Total Lump Sum Calculation

When you opt to have a total lump sum pay out instead of lifetime payments, the person or organization providing the payment has to determine what the value of the total lump sum payment should be. He adds the interest you would earn to the basic one-time payment amount. The total ideally equals what you would have gotten if you'd selected annuity payments. The amount you get in a total lump sum payment thus always is influenced by the rate of interest used.

Payment Impact

Total lump sum payments are a tally of earned interest and the basic one-time payment amount. This means that if the interest rate rises, the basic one-time payment amount has to decrease in order to keep the total lump sum payout equivalent to the lifetime annuity payment amount. Put another way, a higher rate of interest means the basic one-time payment will earn more over time. Conversely, if the rate of interest goes down, the basic one-time payment is higher because the one-time payment will not earn as much.

What It Means for Payees

The way interest impacts total lump sum payouts means that those who are opting for a total lump sum payout instead of lifetime annuity payments should find a pension or other retirement plan that offers the lowest rate of interest possible. If interest rates rise, people may have significantly less for their retirement than they otherwise would.

What It Means for Payers

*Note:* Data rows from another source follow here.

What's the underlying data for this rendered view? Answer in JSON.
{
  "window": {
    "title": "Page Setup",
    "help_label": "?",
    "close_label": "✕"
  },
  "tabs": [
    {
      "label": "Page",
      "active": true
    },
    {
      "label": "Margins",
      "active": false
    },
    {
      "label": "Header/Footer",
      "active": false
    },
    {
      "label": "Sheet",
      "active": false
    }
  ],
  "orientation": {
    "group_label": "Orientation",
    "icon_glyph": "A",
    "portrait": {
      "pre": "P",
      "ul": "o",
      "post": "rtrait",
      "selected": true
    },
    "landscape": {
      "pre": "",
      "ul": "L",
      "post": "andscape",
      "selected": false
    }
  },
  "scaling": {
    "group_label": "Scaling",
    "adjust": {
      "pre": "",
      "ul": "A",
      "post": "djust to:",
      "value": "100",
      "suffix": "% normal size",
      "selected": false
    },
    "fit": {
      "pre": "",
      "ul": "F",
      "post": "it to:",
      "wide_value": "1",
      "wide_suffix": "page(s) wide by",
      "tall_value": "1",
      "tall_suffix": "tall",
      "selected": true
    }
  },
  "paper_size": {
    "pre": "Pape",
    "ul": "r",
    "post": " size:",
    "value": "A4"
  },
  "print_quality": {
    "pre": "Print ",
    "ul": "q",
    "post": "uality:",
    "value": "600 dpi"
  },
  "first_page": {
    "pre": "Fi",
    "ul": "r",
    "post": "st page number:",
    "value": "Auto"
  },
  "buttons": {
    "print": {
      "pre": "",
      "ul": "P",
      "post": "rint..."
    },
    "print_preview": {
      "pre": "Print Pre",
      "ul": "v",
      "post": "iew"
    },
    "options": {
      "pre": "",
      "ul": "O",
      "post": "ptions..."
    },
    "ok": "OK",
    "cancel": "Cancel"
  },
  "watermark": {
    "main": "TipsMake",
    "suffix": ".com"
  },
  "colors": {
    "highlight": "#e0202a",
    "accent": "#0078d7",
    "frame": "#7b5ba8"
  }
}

If a company uses a low interest rate with their lump sum calculations, then they end up paying larger lump sum payments overall. This means that funding for the retirement program depletes faster. The payer thus has to decrease the number of people who can opt for the lump sum payment, find alternate funding sources to cover the larger payments or stop offering retirement plans altogether. Payers often struggle to find a balance between providing fair, attractive retirement options while simultaneously maintaining a workable budget. As of 2011, regulations favor higher interest rates to the benefit of payers.